“I think the trouble is a lot of other cinemas opened up just before Tenet and people weren’t used to going to the cinema, they hadn’t built that confidence with their customers,” he argued.
So instead of kick-starting the box office, Tenet seemingly gave it a last hurrah.
Studios, which had already delayed the release of some of their tentpole movies, delayed them even further.
Disney’s live-action remake of Mulan went straight to streaming as will Soul, an animated movie from its Pixar branch. Black Widow and the Eternals — from the Marvel Cinematic Universe — and Steven Spielberg’s remake of West Side Story were meanwhile pushed back to 2021.
Warners Brothers postponed the release of the second instalment of Wonder Woman, The Batman and Dune.
Even James Bond, the legendary British spy, cut its losses. The movie, the last one to feature Daniel Craig in the title role, which was initially meant to grace screens in April and then November, is now not scheduled to come out until April 2021 — a full year later than initially expected.
For Walker-Hebborn, this announcement was “the final straw”.
‘It’s crunch time’
Two days after 007 stirred — or rather shook — the industry, Cineworld announced in a statement that it was “temporarily suspending operations” at all its 127 Cineworld and Picturehouse theatres in the UK due to “an increasingly challenging theatrical landscape and sustained key market closures”.
Odeon, which operates 120 cinemas across the UK, announced on the same day that a quarter of its theatres would only open at the weekend.
“We look forward to reopening full-time when the big blockbusters return,” the cinema chain said in an email to loyalty card customers.
Walker-Hebborn believes the big studios’ strategy is “causing the cinema industry to self-destruct” and is “short-sighted” because when they finally release their movies, hundreds of screens may have been forced to close, which will, in turn, impact their revenues and their appetite to put out more movies.
“They need to support the industry now.
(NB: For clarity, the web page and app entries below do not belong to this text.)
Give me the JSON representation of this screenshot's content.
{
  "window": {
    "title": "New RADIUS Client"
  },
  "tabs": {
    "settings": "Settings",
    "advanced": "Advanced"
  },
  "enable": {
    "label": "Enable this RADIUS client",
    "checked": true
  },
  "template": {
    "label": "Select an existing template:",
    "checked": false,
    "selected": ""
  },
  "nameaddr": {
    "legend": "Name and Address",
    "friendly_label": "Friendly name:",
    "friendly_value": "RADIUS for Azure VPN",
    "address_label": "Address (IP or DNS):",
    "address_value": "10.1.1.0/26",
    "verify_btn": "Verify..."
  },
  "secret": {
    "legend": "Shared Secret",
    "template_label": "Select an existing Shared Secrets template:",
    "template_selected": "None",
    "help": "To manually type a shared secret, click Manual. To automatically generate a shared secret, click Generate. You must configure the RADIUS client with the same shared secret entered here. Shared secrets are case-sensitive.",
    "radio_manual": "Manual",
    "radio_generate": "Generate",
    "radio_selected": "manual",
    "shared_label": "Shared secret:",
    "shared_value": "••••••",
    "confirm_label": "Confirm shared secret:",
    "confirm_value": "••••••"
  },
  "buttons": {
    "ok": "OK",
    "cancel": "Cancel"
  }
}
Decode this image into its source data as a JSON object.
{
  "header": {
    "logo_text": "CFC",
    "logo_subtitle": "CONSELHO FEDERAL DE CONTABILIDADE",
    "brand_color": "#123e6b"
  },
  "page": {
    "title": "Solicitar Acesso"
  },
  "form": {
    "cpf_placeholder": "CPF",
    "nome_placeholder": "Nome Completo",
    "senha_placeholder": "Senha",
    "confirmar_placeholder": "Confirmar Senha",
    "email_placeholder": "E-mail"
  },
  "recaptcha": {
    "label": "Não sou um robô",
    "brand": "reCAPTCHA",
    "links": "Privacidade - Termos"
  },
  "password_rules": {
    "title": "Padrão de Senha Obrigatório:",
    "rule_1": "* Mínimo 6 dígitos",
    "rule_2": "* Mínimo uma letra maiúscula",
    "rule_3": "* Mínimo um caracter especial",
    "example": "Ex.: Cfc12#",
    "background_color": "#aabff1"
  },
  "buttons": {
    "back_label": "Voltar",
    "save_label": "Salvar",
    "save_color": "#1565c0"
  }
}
No one is really going to make a profit at the moment but at least we can all survive,” he underscored.
The independent sector in the UK has for now been supported by government grants, but they need the shows to go on.
“It’s crunch time (…) I do think we’re in a very, very precarious position,” Walker-Hebborn.
Luckily smaller studios — the likes of Lionsgate, Altitude, and Signature — have stepped in and continued to provide them with movies. Netflix, the streaming giant often vilified by big studios for allegedly killing off the cinematic experience, is also providing content.
“Netflix are actually putting products out that we can show on a big screen. Those guys are, at the moment, stepping up where the traditional distributors are not,” according to Walker-Hebborn.
‘Every cloud has a silver lining’
Many independent cinemas also see in the health crisis an opportunity to diversify their offering and flagged they may be more insulated from the crisis than large chains because classic and indie movies have always been part of their schedule.
“We aren’t reliant on the tent-pole openings that the multiplexes base their business models on and our audiences want more diverse, interesting films which aren’t necessarily current,” Anna Navas, Director and Sinema Programmer at Plymouth Arts Cinema, told the British Sinema Institute (BFI) earlier this month.
Mark Cosgrove, Cinema Curator at Bristol’s Watershed, said meanwhile that cinemas had become too reliant on tentpole movies and that COVID-19 was an opportunity “to move the pendulum away from the reliance on a monolithic sinema culture and develop the audience cinema-going appetite for a broader range of films”.
Genesis, meanwhile, is looking to run a children sinema şenlik later this year as well as a modified version of its “Fragments” şenlik during which more than 80 per cent of the sinema screened are directed by female, LGBTQ+, BAME (Black, Asian, and Minority Ethnic) or disabled directors and fewer than 20 per cent by “straight white men”.
“It’s an opportunity for us to try and show people that there are other films out there,” Walker-Hebborn said.
“Every cloud has a silver lining. It’s going to be tough, don’t get me wrong, but if anyone can do it, it’s going to be the independent cinema industry.”